◆ **TASK**
Go through the entries below. Copy each line in which "Remote" appears.

◆ **MATERIAL FOR THE TASK**

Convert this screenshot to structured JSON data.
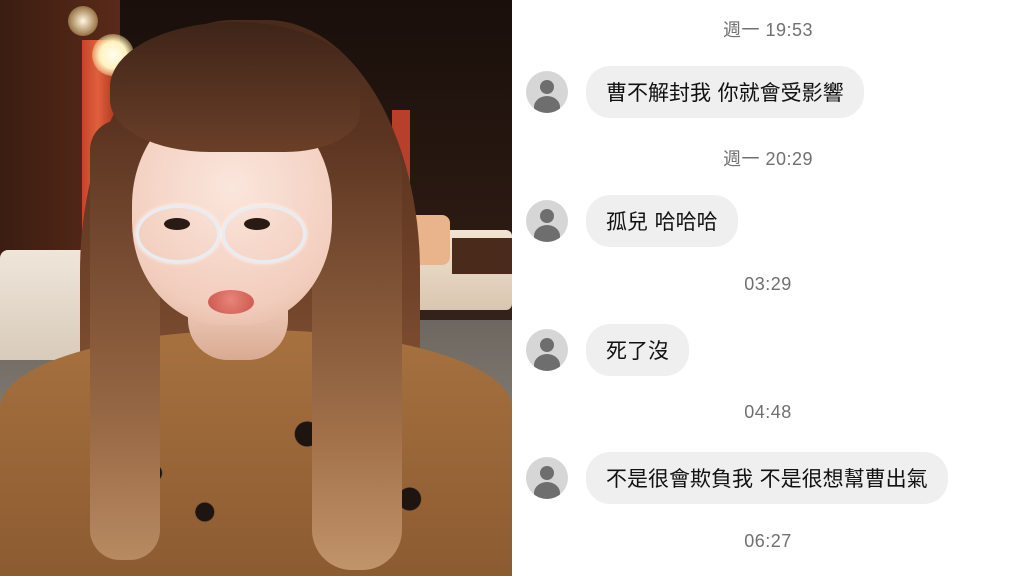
{
  "chat": {
    "messages": [
      {
        "timestamp": "週一 19:53",
        "text": "曹不解封我 你就會受影響"
      },
      {
        "timestamp": "週一 20:29",
        "text": "孤兒 哈哈哈"
      },
      {
        "timestamp": "03:29",
        "text": "死了沒"
      },
      {
        "timestamp": "04:48",
        "text": "不是很會欺負我 不是很想幫曹出氣"
      },
      {
        "timestamp": "06:27",
        "text": ""
      }
    ]
  },
  "icons": {
    "avatar": "person-silhouette-icon"
  },
  "colors": {
    "bubble": "#efefef",
    "timestamp": "#707070",
    "avatar_bg": "#d6d6d6",
    "avatar_fg": "#6e6e6e"
  }
}
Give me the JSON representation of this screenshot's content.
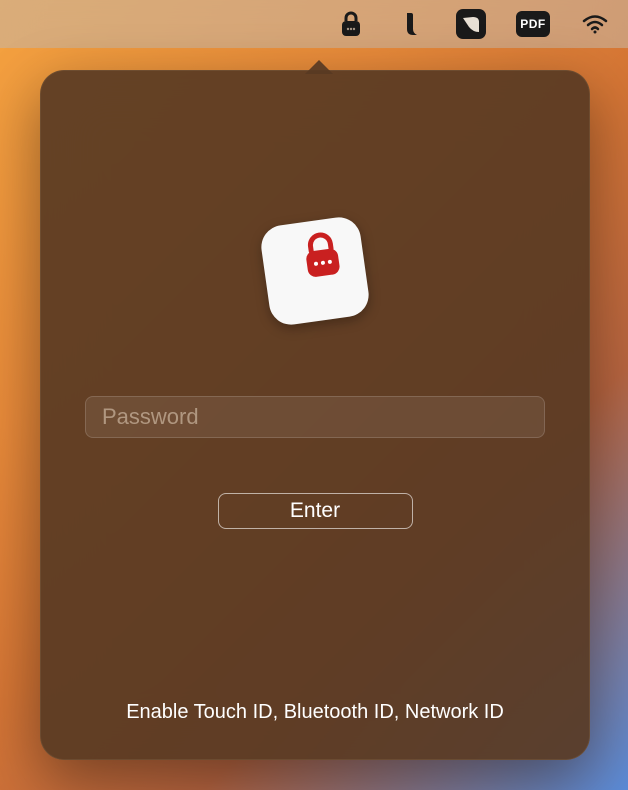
{
  "menubar": {
    "icons": [
      {
        "name": "lock-icon"
      },
      {
        "name": "phone-icon"
      },
      {
        "name": "bird-icon"
      },
      {
        "name": "pdf-icon",
        "label": "PDF"
      },
      {
        "name": "wifi-icon"
      }
    ]
  },
  "popup": {
    "password": {
      "placeholder": "Password",
      "value": ""
    },
    "enter_label": "Enter",
    "bottom_link": "Enable Touch ID, Bluetooth ID, Network ID"
  }
}
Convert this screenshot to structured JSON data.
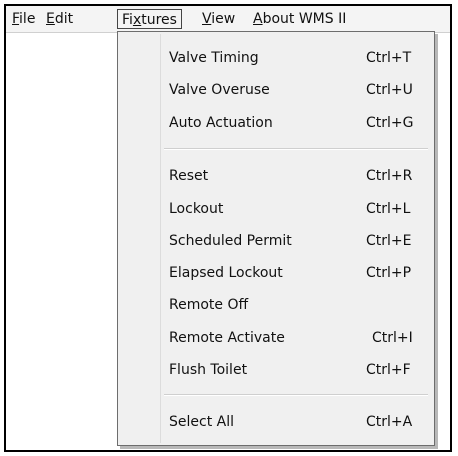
{
  "menubar": {
    "file": {
      "pre": "",
      "key": "F",
      "post": "ile"
    },
    "edit": {
      "pre": "",
      "key": "E",
      "post": "dit"
    },
    "fixtures": {
      "pre": "Fi",
      "key": "x",
      "post": "tures"
    },
    "view": {
      "pre": "",
      "key": "V",
      "post": "iew"
    },
    "about": {
      "pre": "",
      "key": "A",
      "post": "bout WMS II"
    }
  },
  "fixtures_menu": {
    "items": [
      {
        "label": "Valve Timing",
        "shortcut": "Ctrl+T"
      },
      {
        "label": "Valve Overuse",
        "shortcut": "Ctrl+U"
      },
      {
        "label": "Auto Actuation",
        "shortcut": "Ctrl+G"
      },
      {
        "label": "Reset",
        "shortcut": "Ctrl+R"
      },
      {
        "label": "Lockout",
        "shortcut": "Ctrl+L"
      },
      {
        "label": "Scheduled Permit",
        "shortcut": "Ctrl+E"
      },
      {
        "label": "Elapsed Lockout",
        "shortcut": "Ctrl+P"
      },
      {
        "label": "Remote Off",
        "shortcut": ""
      },
      {
        "label": "Remote Activate",
        "shortcut": "Ctrl+I"
      },
      {
        "label": "Flush Toilet",
        "shortcut": "Ctrl+F"
      },
      {
        "label": "Select All",
        "shortcut": "Ctrl+A"
      }
    ]
  }
}
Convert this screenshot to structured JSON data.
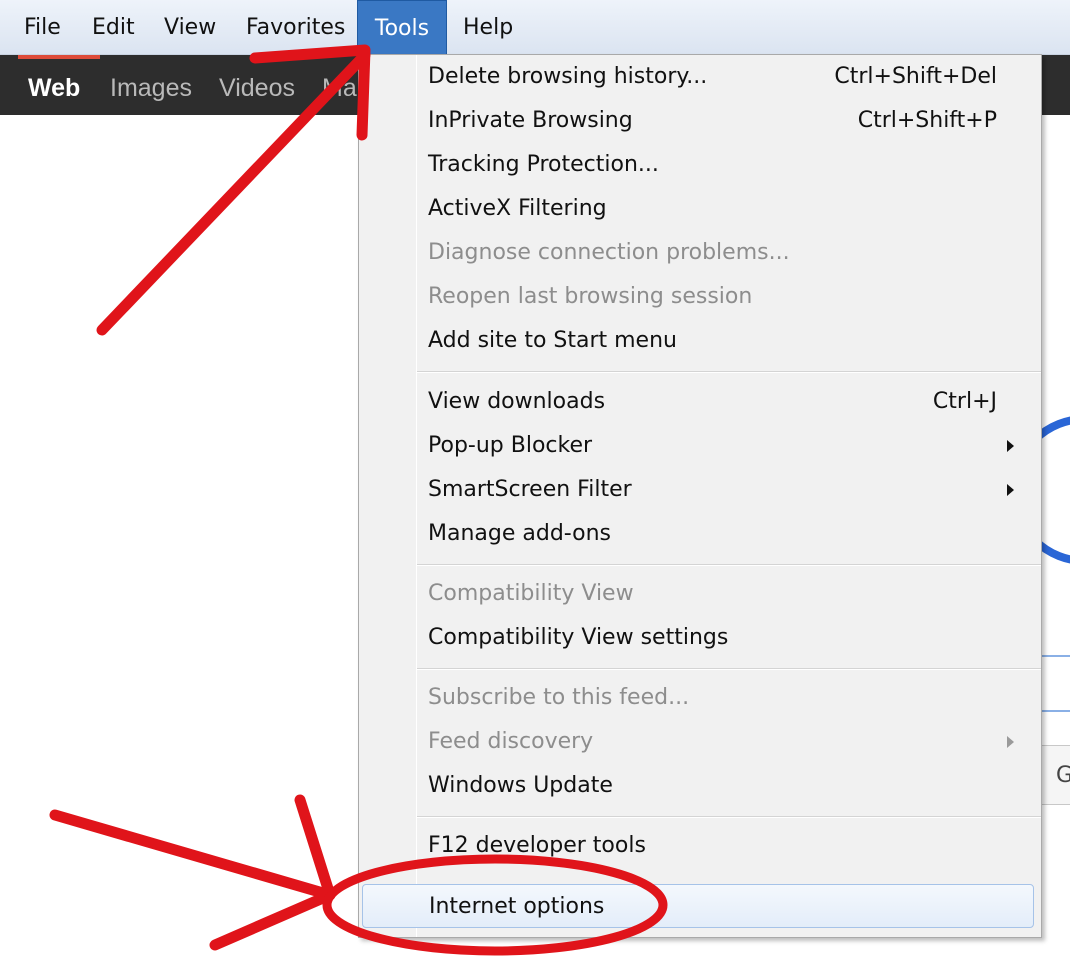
{
  "menubar": {
    "items": [
      {
        "label": "File"
      },
      {
        "label": "Edit"
      },
      {
        "label": "View"
      },
      {
        "label": "Favorites"
      },
      {
        "label": "Tools",
        "active": true
      },
      {
        "label": "Help"
      }
    ]
  },
  "navbar": {
    "items": [
      {
        "label": "Web",
        "active": true
      },
      {
        "label": "Images"
      },
      {
        "label": "Videos"
      },
      {
        "label": "Ma"
      }
    ]
  },
  "background": {
    "button_label": "G"
  },
  "tools_menu": {
    "items": [
      {
        "label": "Delete browsing history...",
        "shortcut": "Ctrl+Shift+Del"
      },
      {
        "label": "InPrivate Browsing",
        "shortcut": "Ctrl+Shift+P"
      },
      {
        "label": "Tracking Protection..."
      },
      {
        "label": "ActiveX Filtering"
      },
      {
        "label": "Diagnose connection problems...",
        "disabled": true
      },
      {
        "label": "Reopen last browsing session",
        "disabled": true
      },
      {
        "label": "Add site to Start menu"
      },
      {
        "label": "View downloads",
        "shortcut": "Ctrl+J"
      },
      {
        "label": "Pop-up Blocker",
        "submenu": true
      },
      {
        "label": "SmartScreen Filter",
        "submenu": true
      },
      {
        "label": "Manage add-ons"
      },
      {
        "label": "Compatibility View",
        "disabled": true
      },
      {
        "label": "Compatibility View settings"
      },
      {
        "label": "Subscribe to this feed...",
        "disabled": true
      },
      {
        "label": "Feed discovery",
        "disabled": true,
        "submenu": true
      },
      {
        "label": "Windows Update"
      },
      {
        "label": "F12 developer tools"
      },
      {
        "label": "Internet options",
        "highlighted": true
      }
    ]
  },
  "colors": {
    "annotation": "#e0141a",
    "menu_active": "#3a78c4",
    "hover_border": "#a6c3e8"
  }
}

◆ **SOLUTION FOR THIS TASK**
        "label": "Remote Off",
        "label": "Remote Activate",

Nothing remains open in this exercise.